This is a reconquest.
“Mehmed II, the conqueror of this city, made this place a mosque. In this regard, we must preserve the Hagia Sophia as a mosque,” says Mr Abdulsemid, a 20-year-old history student. “Converting the Hagia Sophia into a mosque is our sovereign right because the Hagia Sophia is our right of conquest. ”

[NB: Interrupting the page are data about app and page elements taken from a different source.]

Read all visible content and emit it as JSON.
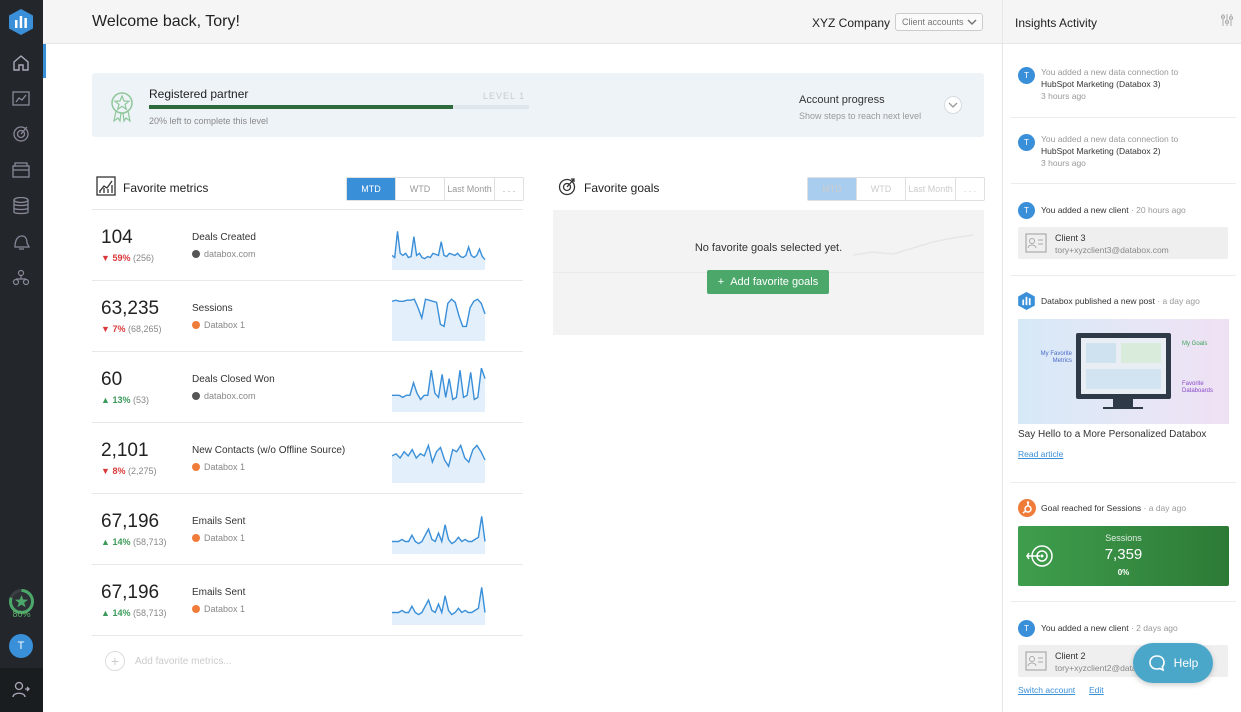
{
  "header": {
    "welcome": "Welcome back, Tory!",
    "company": "XYZ Company",
    "client_accounts": "Client accounts"
  },
  "sidebar": {
    "items": [
      "home-icon",
      "dashboard-icon",
      "goals-icon",
      "databoards-icon",
      "data-icon",
      "alerts-icon",
      "team-icon"
    ],
    "progress_pct": "80%",
    "progress_value": 0.8,
    "avatar_initial": "T"
  },
  "partner": {
    "title": "Registered partner",
    "level": "LEVEL 1",
    "sub": "20% left to complete this level",
    "progress": 0.8,
    "account_progress": "Account progress",
    "account_progress_sub": "Show steps to reach next level"
  },
  "metrics": {
    "title": "Favorite metrics",
    "tabs": [
      "MTD",
      "WTD",
      "Last Month",
      ". . ."
    ],
    "rows": [
      {
        "value": "104",
        "arrow": "▼",
        "dir": "down",
        "pct": "59%",
        "prev": "(256)",
        "name": "Deals Created",
        "source": "databox.com",
        "src": "dbx",
        "spark": [
          12,
          10,
          35,
          14,
          12,
          14,
          10,
          11,
          30,
          12,
          14,
          10,
          9,
          11,
          10,
          14,
          13,
          12,
          25,
          12,
          11,
          14,
          13,
          12,
          14,
          11,
          10,
          12,
          20,
          12,
          10,
          12,
          18,
          11,
          8
        ]
      },
      {
        "value": "63,235",
        "arrow": "▼",
        "dir": "down",
        "pct": "7%",
        "prev": "(68,265)",
        "name": "Sessions",
        "source": "Databox 1",
        "src": "hs",
        "spark": [
          36,
          37,
          36,
          36,
          37,
          37,
          38,
          30,
          20,
          38,
          37,
          36,
          35,
          14,
          12,
          34,
          38,
          35,
          22,
          12,
          12,
          30,
          36,
          38,
          34,
          24
        ]
      },
      {
        "value": "60",
        "arrow": "▲",
        "dir": "up",
        "pct": "13%",
        "prev": "(53)",
        "name": "Deals Closed Won",
        "source": "databox.com",
        "src": "dbx",
        "spark": [
          14,
          14,
          14,
          12,
          14,
          14,
          26,
          16,
          10,
          14,
          14,
          38,
          16,
          12,
          34,
          12,
          30,
          10,
          12,
          38,
          12,
          14,
          36,
          10,
          12,
          40,
          30
        ]
      },
      {
        "value": "2,101",
        "arrow": "▼",
        "dir": "down",
        "pct": "8%",
        "prev": "(2,275)",
        "name": "New Contacts (w/o Offline Source)",
        "source": "Databox 1",
        "src": "hs",
        "spark": [
          24,
          26,
          22,
          28,
          24,
          30,
          22,
          26,
          24,
          34,
          18,
          28,
          32,
          20,
          14,
          30,
          28,
          34,
          22,
          18,
          30,
          34,
          28,
          20
        ]
      },
      {
        "value": "67,196",
        "arrow": "▲",
        "dir": "up",
        "pct": "14%",
        "prev": "(58,713)",
        "name": "Emails Sent",
        "source": "Databox 1",
        "src": "hs",
        "spark": [
          10,
          10,
          10,
          12,
          10,
          10,
          16,
          10,
          8,
          10,
          16,
          22,
          12,
          10,
          18,
          10,
          26,
          12,
          8,
          10,
          14,
          10,
          12,
          10,
          10,
          12,
          14,
          34,
          10
        ]
      },
      {
        "value": "67,196",
        "arrow": "▲",
        "dir": "up",
        "pct": "14%",
        "prev": "(58,713)",
        "name": "Emails Sent",
        "source": "Databox 1",
        "src": "hs",
        "spark": [
          10,
          10,
          10,
          12,
          10,
          10,
          16,
          10,
          8,
          10,
          16,
          22,
          12,
          10,
          18,
          10,
          26,
          12,
          8,
          10,
          14,
          10,
          12,
          10,
          10,
          12,
          14,
          34,
          10
        ]
      }
    ],
    "add_label": "Add favorite metrics..."
  },
  "goals": {
    "title": "Favorite goals",
    "tabs": [
      "MTD",
      "WTD",
      "Last Month",
      ". . ."
    ],
    "empty": "No favorite goals selected yet.",
    "add_button": "Add favorite goals"
  },
  "panel": {
    "title": "Insights Activity",
    "a1": {
      "avatar": "T",
      "pre": "You added a new data connection to",
      "target": "HubSpot Marketing (Databox 3)",
      "time": "3 hours ago"
    },
    "a2": {
      "avatar": "T",
      "pre": "You added a new data connection to",
      "target": "HubSpot Marketing (Databox 2)",
      "time": "3 hours ago"
    },
    "a3": {
      "avatar": "T",
      "text": "You added a new client",
      "time": "· 20 hours ago",
      "client_name": "Client 3",
      "client_email": "tory+xyzclient3@databox.com"
    },
    "a4": {
      "text": "Databox published a new post",
      "time": "· a day ago",
      "post_title": "Say Hello to a More Personalized Databox",
      "read_article": "Read article",
      "img_labels": {
        "metrics": "My Favorite Metrics",
        "goals": "My Goals",
        "databoards": "Favorite Databoards"
      }
    },
    "a5": {
      "text": "Goal reached for Sessions",
      "time": "· a day ago",
      "goal_name": "Sessions",
      "goal_value": "7,359",
      "goal_pct": "0%"
    },
    "a6": {
      "avatar": "T",
      "text": "You added a new client",
      "time": "· 2 days ago",
      "client_name": "Client 2",
      "client_email": "tory+xyzclient2@databox.com",
      "switch": "Switch account",
      "edit": "Edit"
    }
  },
  "help": {
    "label": "Help"
  },
  "colors": {
    "accent": "#3a8fd9",
    "green": "#4ca86a",
    "down": "#d9393b",
    "up": "#3a9a59",
    "sidebar": "#23272b"
  }
}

Indeed, the Hagia Sophia boasts an extraordinarily rich and turbulent history, surviving multiple conquests, earthquakes, and fires, as it served the faithful of multiple religions over fifteen hundred years. The Byzantine Emperor Justinian built this magnificent structure as an Eastern Orthodox Cathedral in 537, and it continued to assume this position for just under a thousand years until the Fall of Constantinople in 1453 when it was promptly converted into a mosque. Following the foundation of the secular Turkish republic, Mustafa Kemal Ataturk, the founder of the Turkish republic, mandated that the mosque be converted into a museum. This decision had angered the country’s sizable constituency of religious conservatives. Decades of pressure by Islamist groups, the core of President Erdogan’s constituency, culminated in a ruling by the Turkish High Court to annul Ataturk’s decision to convert the Hagia Sophia into a museum. On the same day of the ruling, President Erdogan signed a presidential decree, officially ordering for the Hagia Sophia to be reconverted into a mosque.

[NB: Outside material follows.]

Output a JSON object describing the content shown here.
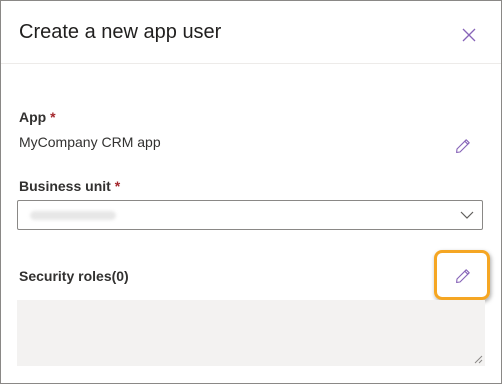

Although the conversion of the Hagia Sophia had long been seen as an outlandish idea, as it would be in direct opposition with the wishes of Ataturk, Mr Erdogan’s push to reconvert the Hagia Sophia has energized his core base and has brought this issue to the forefront of national discourse. Nonetheless, Mr Erdogan’s pushes were met with swift international condemnation by the likes of UNESCO, the Russian Orthodox Church, the Greek Government, US Secretary of State Mike Pompeo, and Pope Francis, who said he was “deeply saddened” by this move. Mr Erdogan responded by denouncing all who opposed this reconversion as “foreign powers” and that this was a matter of “Turkish sovereignty”. Many of Erdogan’s domestic critics see this move as an obvious distraction from the economic havoc wrought upon Turkey by the novel coronavirus and Erdogan’s recent troubles in domestic politics. Others, like Orhan Pamuk, a recipient of the Nobel Prize in Literature, have lamented the fact that Turkey is turning its back on laïcité and heading in a fundamentalist Islamist direction. Mr Pamuk told the BBC that “The Turkish nation is very proud to be the only secular Muslim nation, and this was the biggest sign of it.” He added that “there are millions of secular Turks like me who are crying against this, but their voices are not heard.”
As I walked into the Hagia Sophia Grand Mosque, the electrified crowd around me lowered their masks and erupted into spontaneous chants of “Allahu Akbar”. We quickly made our way through the ground floor of the newly inaugurated mosque, whose marble floors had been covered in a teal carpet, yet another sign of the reconquest of this building. As I took off my shoes and looked up into the dome, I noticed that all of the mosaics had been covered with a white curtain—they no longer mingled with the beautiful Arabic calligraphy. At this very moment, I couldn’t help but wonder if Erdogan’s new Turkey, which had slowly turned its back on the great Turkish traditions of tolerance and coexistence, had any room for religious, racial, and ethnic minorities such as myself.